**What the task asks**
Lines from the records below that contain the word "data" are to be copied out.

**Information provided**
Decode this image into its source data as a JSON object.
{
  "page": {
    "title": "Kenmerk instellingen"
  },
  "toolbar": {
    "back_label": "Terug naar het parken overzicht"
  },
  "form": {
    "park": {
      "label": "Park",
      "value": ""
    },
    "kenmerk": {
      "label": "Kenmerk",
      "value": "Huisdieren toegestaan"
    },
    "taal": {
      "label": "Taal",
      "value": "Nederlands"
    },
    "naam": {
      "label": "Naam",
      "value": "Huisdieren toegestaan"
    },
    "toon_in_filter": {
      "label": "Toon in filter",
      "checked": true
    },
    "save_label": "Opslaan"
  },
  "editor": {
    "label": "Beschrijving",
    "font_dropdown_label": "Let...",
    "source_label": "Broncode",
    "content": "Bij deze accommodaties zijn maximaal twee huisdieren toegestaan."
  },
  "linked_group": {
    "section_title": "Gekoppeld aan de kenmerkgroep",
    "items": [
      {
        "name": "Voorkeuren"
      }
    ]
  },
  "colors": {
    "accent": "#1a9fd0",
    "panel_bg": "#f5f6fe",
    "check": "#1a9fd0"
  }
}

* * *

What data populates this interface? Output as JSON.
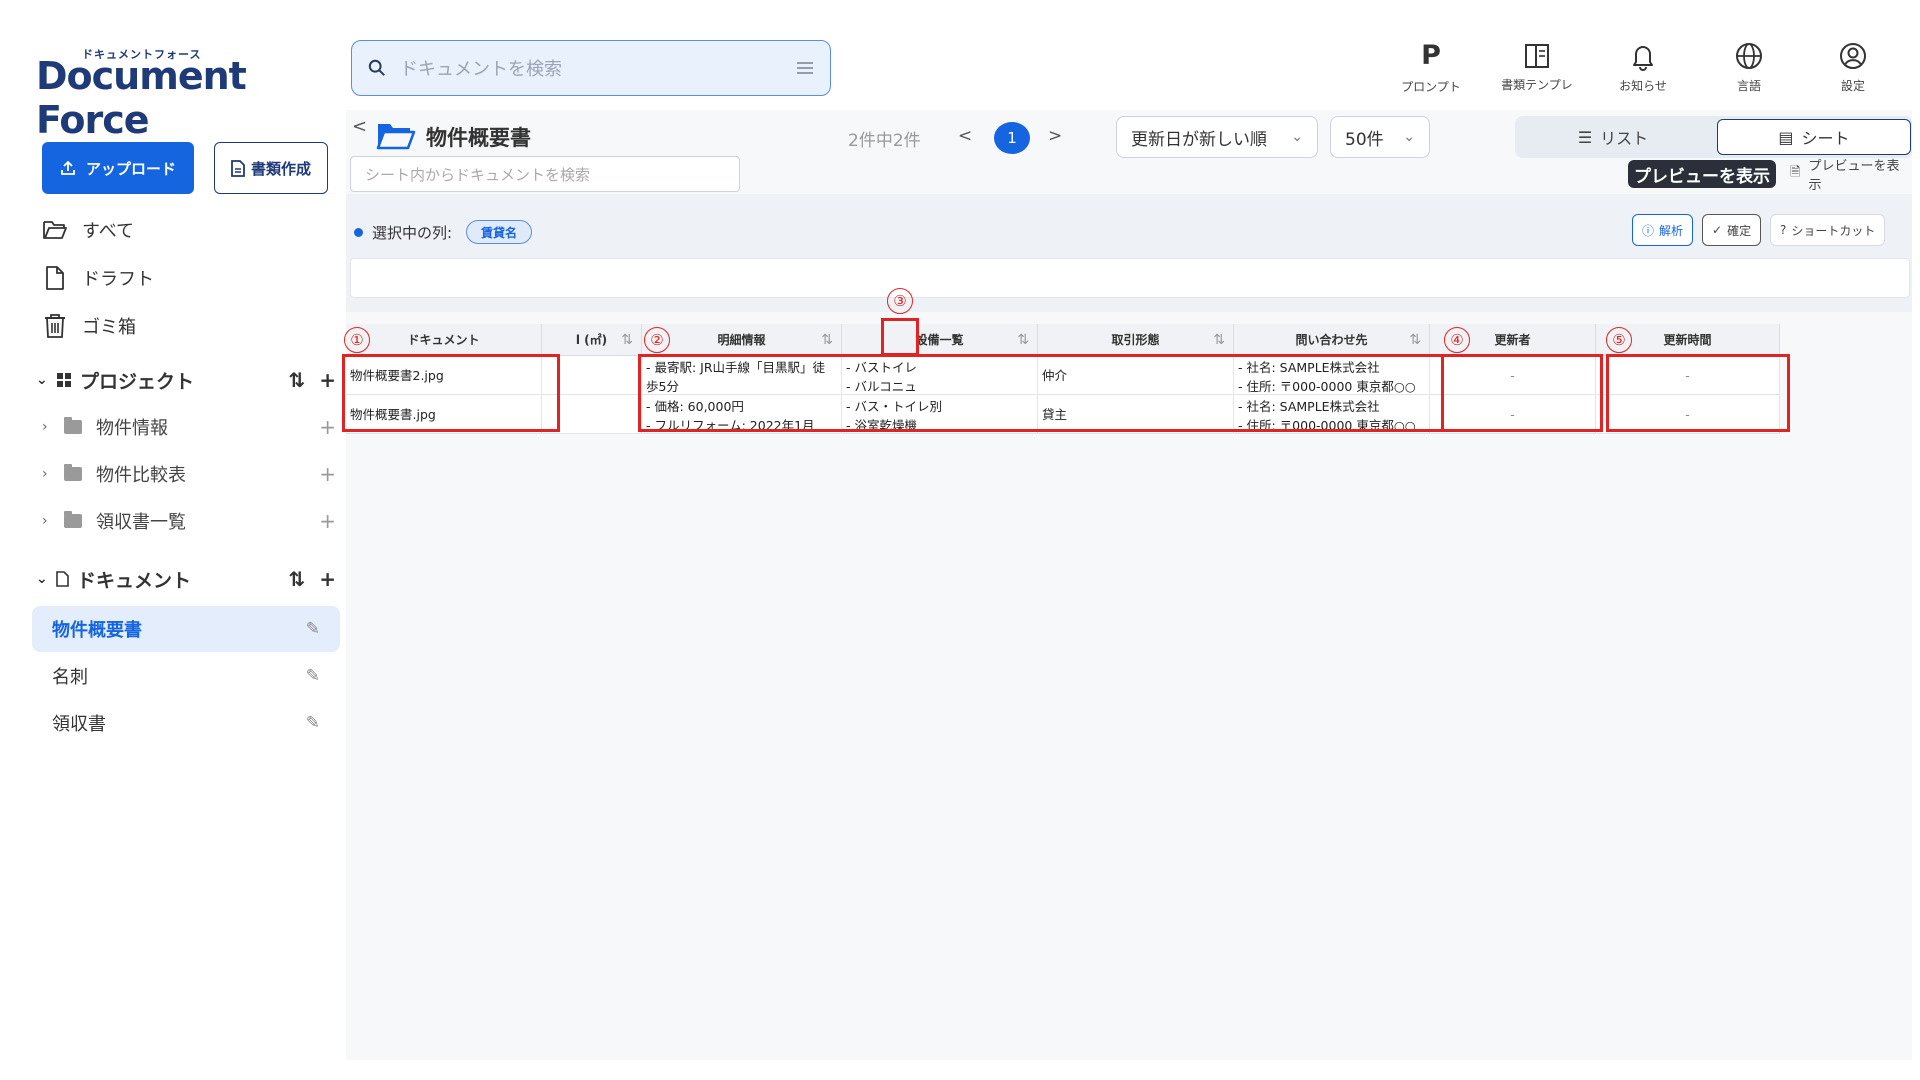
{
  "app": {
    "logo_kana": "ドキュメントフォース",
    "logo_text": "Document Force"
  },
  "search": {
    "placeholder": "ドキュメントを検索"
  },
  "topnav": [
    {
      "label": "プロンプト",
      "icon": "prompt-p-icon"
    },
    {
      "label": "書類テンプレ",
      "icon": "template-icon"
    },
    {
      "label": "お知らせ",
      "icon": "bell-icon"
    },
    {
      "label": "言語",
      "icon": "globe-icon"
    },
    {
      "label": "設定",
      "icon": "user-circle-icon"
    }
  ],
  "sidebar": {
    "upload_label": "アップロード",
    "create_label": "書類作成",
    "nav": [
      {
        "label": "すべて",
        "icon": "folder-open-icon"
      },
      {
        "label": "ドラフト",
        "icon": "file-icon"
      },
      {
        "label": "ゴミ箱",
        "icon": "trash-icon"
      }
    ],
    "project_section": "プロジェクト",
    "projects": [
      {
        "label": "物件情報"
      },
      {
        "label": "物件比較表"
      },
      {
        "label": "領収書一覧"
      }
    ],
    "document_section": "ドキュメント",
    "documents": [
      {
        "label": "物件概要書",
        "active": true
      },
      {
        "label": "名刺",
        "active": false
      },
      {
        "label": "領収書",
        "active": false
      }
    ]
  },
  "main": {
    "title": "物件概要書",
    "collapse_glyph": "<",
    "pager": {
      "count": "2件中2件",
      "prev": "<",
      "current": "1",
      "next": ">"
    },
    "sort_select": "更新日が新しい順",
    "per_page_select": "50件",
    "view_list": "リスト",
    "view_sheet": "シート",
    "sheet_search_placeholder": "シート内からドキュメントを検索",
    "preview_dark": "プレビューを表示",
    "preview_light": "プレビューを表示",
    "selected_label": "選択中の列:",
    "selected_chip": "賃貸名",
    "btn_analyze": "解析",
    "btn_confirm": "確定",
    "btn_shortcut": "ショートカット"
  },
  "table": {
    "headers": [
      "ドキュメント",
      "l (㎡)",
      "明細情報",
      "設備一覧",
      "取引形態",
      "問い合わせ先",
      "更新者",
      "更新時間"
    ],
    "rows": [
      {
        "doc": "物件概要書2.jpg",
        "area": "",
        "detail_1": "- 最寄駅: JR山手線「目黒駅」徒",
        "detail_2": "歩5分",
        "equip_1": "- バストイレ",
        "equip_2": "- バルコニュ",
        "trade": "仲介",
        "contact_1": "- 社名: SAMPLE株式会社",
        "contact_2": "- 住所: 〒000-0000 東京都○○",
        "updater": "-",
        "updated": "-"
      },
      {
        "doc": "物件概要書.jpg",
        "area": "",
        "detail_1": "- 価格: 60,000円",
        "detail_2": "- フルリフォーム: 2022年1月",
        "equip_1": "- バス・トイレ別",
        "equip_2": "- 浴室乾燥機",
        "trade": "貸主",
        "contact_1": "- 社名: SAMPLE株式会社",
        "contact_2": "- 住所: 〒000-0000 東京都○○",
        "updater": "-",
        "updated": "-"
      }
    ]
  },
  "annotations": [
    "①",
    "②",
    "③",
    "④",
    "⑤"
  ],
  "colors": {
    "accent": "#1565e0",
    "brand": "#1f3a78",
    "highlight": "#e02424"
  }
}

**Answer to this task**
Decode this image into its source data as a JSON object.
What data populates this interface? Output as JSON.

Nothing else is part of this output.